Top of Dataset extract

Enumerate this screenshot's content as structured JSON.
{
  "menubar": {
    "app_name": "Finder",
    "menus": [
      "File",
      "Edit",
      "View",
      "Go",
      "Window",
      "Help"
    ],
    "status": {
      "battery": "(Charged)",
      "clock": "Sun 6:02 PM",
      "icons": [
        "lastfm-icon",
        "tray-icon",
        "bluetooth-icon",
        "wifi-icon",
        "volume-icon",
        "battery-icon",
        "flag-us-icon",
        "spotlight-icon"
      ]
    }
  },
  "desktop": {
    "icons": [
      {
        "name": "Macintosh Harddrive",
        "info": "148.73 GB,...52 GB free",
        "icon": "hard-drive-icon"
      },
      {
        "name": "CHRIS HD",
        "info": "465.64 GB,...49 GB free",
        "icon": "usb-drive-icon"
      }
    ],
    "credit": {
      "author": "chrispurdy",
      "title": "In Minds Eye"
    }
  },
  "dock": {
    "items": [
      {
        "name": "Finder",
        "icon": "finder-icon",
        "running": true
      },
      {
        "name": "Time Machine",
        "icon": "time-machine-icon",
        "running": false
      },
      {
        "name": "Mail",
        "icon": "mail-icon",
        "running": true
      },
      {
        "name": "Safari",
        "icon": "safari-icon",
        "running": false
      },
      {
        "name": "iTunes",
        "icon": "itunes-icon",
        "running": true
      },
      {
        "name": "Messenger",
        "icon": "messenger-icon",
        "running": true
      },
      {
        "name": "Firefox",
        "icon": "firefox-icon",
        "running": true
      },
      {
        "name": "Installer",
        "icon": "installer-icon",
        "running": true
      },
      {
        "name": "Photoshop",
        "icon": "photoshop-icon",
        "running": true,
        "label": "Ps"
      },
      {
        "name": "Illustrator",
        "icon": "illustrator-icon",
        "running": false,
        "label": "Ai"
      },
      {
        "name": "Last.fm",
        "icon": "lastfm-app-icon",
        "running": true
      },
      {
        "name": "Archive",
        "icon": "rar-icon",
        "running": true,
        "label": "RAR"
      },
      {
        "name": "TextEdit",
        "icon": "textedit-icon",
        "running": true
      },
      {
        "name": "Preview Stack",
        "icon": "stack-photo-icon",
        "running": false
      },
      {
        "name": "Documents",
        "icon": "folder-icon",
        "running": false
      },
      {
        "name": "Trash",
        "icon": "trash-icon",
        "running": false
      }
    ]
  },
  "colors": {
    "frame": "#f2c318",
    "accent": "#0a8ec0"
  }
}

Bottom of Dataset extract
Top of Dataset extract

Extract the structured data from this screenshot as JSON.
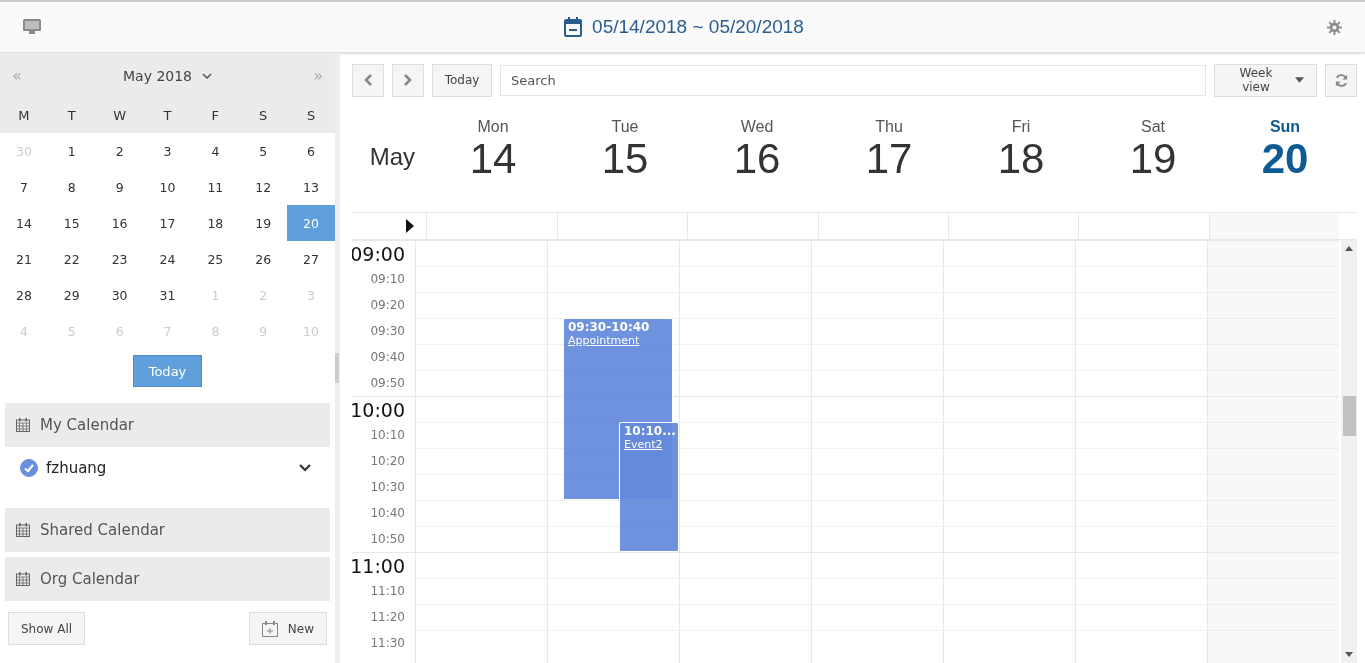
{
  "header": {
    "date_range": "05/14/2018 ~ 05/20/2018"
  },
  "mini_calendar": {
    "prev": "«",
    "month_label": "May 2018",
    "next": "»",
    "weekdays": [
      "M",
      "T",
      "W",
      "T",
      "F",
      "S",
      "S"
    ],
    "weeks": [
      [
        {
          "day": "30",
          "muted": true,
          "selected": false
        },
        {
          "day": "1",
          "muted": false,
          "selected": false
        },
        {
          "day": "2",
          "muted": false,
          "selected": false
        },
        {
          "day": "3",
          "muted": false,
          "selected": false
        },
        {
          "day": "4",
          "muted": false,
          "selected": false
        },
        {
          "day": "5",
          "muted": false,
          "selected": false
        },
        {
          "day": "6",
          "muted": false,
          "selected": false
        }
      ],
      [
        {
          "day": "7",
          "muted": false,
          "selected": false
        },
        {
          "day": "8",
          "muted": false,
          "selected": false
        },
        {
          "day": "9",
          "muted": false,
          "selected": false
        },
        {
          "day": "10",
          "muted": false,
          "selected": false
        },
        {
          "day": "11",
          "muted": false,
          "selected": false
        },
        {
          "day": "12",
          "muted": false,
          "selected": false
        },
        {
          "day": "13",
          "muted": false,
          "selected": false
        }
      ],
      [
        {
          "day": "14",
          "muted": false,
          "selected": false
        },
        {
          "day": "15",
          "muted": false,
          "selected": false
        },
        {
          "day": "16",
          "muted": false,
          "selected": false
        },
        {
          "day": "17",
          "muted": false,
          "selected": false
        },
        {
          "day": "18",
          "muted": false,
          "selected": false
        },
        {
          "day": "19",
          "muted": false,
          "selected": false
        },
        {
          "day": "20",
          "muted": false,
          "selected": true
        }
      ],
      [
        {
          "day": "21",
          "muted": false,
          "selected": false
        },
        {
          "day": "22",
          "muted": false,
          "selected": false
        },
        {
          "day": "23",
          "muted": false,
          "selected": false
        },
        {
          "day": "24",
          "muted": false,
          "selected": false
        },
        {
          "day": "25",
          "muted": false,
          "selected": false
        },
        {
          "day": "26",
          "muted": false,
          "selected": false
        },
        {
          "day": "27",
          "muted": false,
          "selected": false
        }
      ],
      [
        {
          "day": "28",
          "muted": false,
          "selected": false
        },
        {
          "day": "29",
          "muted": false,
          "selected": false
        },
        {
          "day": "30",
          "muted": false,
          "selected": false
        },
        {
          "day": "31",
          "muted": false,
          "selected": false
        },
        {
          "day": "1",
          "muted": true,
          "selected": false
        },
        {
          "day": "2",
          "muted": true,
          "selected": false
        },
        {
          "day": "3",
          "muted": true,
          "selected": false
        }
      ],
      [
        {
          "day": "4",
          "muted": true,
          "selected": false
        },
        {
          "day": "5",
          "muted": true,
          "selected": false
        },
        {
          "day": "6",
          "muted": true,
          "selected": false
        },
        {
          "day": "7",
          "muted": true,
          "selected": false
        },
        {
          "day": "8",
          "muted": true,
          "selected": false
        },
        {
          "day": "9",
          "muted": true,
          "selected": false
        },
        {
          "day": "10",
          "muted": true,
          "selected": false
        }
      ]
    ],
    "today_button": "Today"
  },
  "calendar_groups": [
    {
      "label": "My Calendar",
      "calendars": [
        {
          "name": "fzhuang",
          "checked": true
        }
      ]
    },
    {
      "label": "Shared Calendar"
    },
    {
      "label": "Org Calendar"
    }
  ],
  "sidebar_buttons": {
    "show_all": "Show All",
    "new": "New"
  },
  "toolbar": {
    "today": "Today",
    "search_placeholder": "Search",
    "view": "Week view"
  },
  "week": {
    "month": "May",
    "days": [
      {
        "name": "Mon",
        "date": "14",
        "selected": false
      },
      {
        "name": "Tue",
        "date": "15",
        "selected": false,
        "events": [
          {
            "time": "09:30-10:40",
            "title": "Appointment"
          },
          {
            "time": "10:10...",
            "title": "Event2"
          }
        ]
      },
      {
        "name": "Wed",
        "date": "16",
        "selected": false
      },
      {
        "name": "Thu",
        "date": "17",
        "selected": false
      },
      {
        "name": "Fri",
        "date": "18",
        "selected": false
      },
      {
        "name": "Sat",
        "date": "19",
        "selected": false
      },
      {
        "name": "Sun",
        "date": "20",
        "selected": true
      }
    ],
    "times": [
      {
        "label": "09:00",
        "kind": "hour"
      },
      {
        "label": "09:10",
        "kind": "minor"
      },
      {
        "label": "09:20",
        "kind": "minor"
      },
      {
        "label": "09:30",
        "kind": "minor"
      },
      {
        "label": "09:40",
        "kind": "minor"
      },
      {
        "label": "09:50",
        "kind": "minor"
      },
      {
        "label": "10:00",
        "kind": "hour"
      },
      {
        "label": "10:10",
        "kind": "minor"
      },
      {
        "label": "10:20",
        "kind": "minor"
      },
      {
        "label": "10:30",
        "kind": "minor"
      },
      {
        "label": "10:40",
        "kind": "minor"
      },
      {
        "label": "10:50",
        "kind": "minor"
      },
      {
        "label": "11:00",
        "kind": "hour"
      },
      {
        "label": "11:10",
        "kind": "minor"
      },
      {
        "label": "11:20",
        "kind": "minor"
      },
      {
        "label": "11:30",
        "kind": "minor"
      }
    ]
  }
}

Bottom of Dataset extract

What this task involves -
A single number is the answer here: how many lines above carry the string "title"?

Solved problem -
3